The House Republicans’ omnibus spending bill keeps the maximum Pell Grant at $5,550 for fiscal 2012, but limits Pell eligibility to cut costs, reports Community College Times.
Under the bill, students without a high school diploma, GED or homeschooling certification could not qualify for student aid by passing an “ability-to-benefit” (ATB) test showing they can do college-level work. Graduation rates are poor for ATB students. The change would affect 1 percent of community college students and 3 percent of students at for-profit institutions.
In addition, students could collect grants for only 12 semesters or six years, down from 18 semesters. Although that will affect some part-time students, it’s a very modest proposal compared to an earlier idea that was rejected: Limit Pell Grants to full-time students to raise graduation rates.
Currently, a student automatically receives the maximum Pell grant with family income of $30,000 or less.
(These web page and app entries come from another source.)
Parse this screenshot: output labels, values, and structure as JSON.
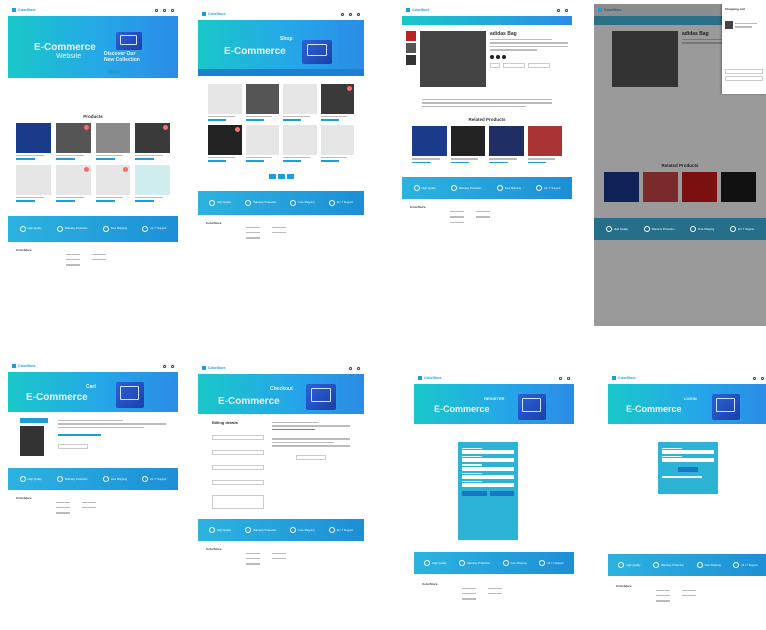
{
  "brand": "ColorStore",
  "hero_word": "E-Commerce",
  "p1": {
    "hero_sub": "Website",
    "promo": "Discover Our New Collection",
    "shop_btn": "",
    "products_title": "Products",
    "products": [
      "",
      "",
      "",
      "",
      "",
      "",
      "",
      ""
    ]
  },
  "p2": {
    "hero_tag": "Shop",
    "pages": [
      "1",
      "2",
      "3"
    ]
  },
  "p3": {
    "product_title": "adidas Bag",
    "related_title": "Related Products"
  },
  "p4": {
    "product_title": "adidas Bag",
    "related_title": "Related Products",
    "drawer_title": "Shopping cart"
  },
  "p5": {
    "hero_tag": "Cart"
  },
  "p6": {
    "hero_tag": "Checkout",
    "form_title": "Billing details"
  },
  "p7": {
    "hero_tag": "REGISTER"
  },
  "p8": {
    "hero_tag": "LOGIN"
  },
  "features": [
    "High Quality",
    "Warranty Protection",
    "Free Shipping",
    "24 / 7 Support"
  ],
  "footer_brand": "ColorStore",
  "colors": {
    "accent": "#1b9fd6",
    "hero_from": "#19c8c9",
    "hero_to": "#2b8ce6",
    "badge": "#ff6b6b"
  }
}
That would be cut to $23,000.
Overall, the changes would trim $11 billion over 10 years, according to an outline of the bill from House Republicans, which noted the “common-sense reforms” would ensure the program’s financial stability.
The bill also proposes small cuts in job training programs, except for the Veterans Employment and Training Services program, which would receive a small increase.
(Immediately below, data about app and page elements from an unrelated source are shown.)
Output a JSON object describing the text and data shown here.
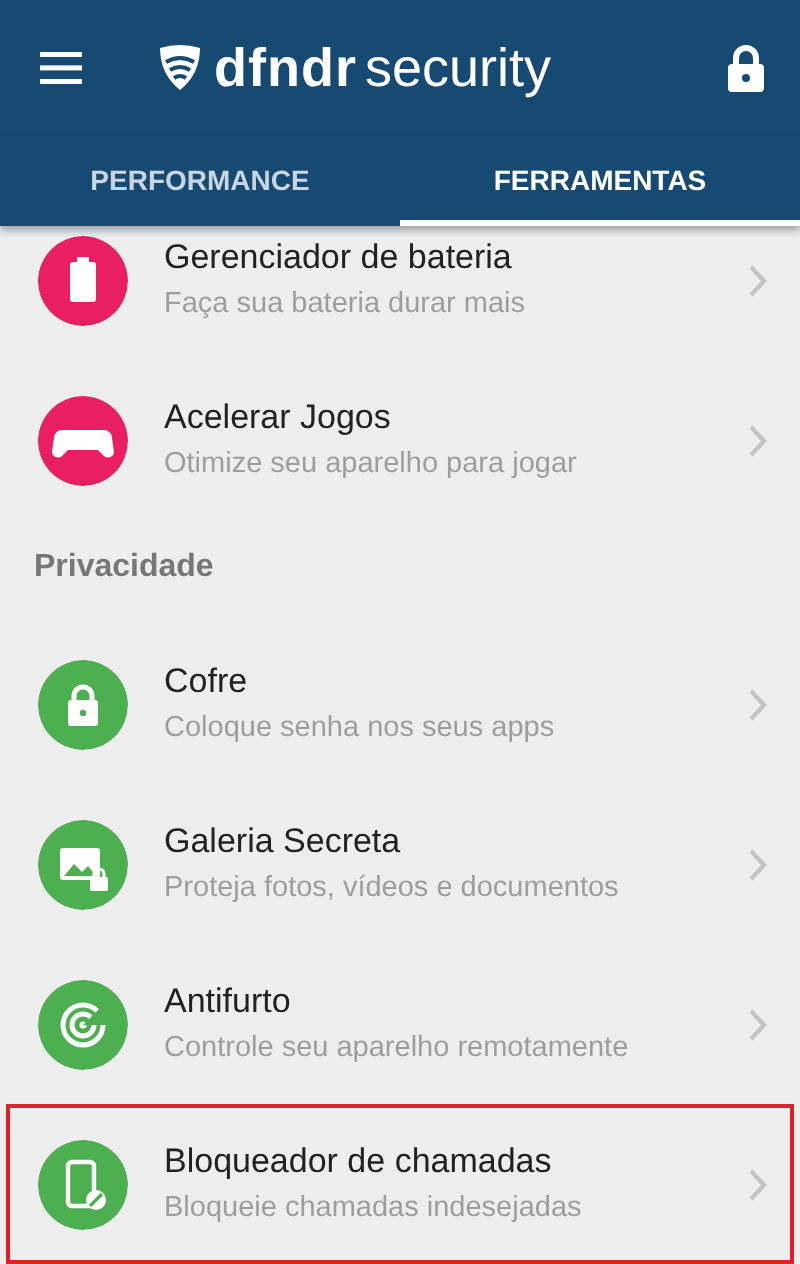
{
  "app_bar": {
    "brand_bold": "dfndr",
    "brand_light": "security"
  },
  "tabs": [
    {
      "label": "PERFORMANCE",
      "selected": false
    },
    {
      "label": "FERRAMENTAS",
      "selected": true
    }
  ],
  "sections": [
    {
      "items": [
        {
          "kind": "battery",
          "color": "#e91e63",
          "title": "Gerenciador de bateria",
          "subtitle": "Faça sua bateria durar mais",
          "highlighted": false
        },
        {
          "kind": "gamepad",
          "color": "#e91e63",
          "title": "Acelerar Jogos",
          "subtitle": "Otimize seu aparelho para jogar",
          "highlighted": false
        }
      ]
    },
    {
      "title": "Privacidade",
      "items": [
        {
          "kind": "lock",
          "color": "#4caf50",
          "title": "Cofre",
          "subtitle": "Coloque senha nos seus apps",
          "highlighted": false
        },
        {
          "kind": "gallery",
          "color": "#4caf50",
          "title": "Galeria Secreta",
          "subtitle": "Proteja fotos, vídeos e documentos",
          "highlighted": false
        },
        {
          "kind": "radar",
          "color": "#4caf50",
          "title": "Antifurto",
          "subtitle": "Controle seu aparelho remotamente",
          "highlighted": false
        },
        {
          "kind": "callblock",
          "color": "#4caf50",
          "title": "Bloqueador de chamadas",
          "subtitle": "Bloqueie chamadas indesejadas",
          "highlighted": true
        }
      ]
    }
  ]
}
With many students defaulting on federal loans, two for-profit educators, Corinthian Colleges and Kaplan will deny enrollment to high school drop-outs who pass a basic-skills test known as an “ability to benefit” test, reports the Chronicle of Higher Education.
Kaplan discontinued the tests last year at some institutions citing poor student performance. Corinthian announced it will drop the tests because “ability to benefit” students default on their loans at twice the rate of other students.
Starting in 2014, “the Education Department will hold colleges accountable for defaults of student cohorts for three years after the students graduate or leave college, a year longer than under current law,” reports the Chronicle of Higher Education.
About 15 percent of Corinthian’s students in the last academic year used the ability-to-benefit test. The company, which operates more than 100 campuses across North America, estimates it will lose 16,000 potential students and about $120-million in the next fiscal year as a result of this decision, but it will also lose the risk of higher default rates those students would bring. The 15-percent enrollment of ability-to-benefit students was a decrease from 24 percent the previous year, credited to a greater focus on default management at Corinthian, as well as the growth of its online division, which does not enroll such students.
If colleges can’t help ability-to-benefit students succeed, it’s not far to load them up with debt, said Deborah Cochrane, program director at the Institute for College Access and Success.
Last year, a GAO report found “testing officials at a for-profit college helped students cheat on an ability-to-benefit test, the Chronicle reports. The Education Department said it would strengthen monitoring.
People who’ve failed to complete high school or a GED are likely to be weak in persistence as well as reading and math skills. If they’re cut off from for-profit options, they can try adult education or community colleges: Their success rate will be low at lower cost.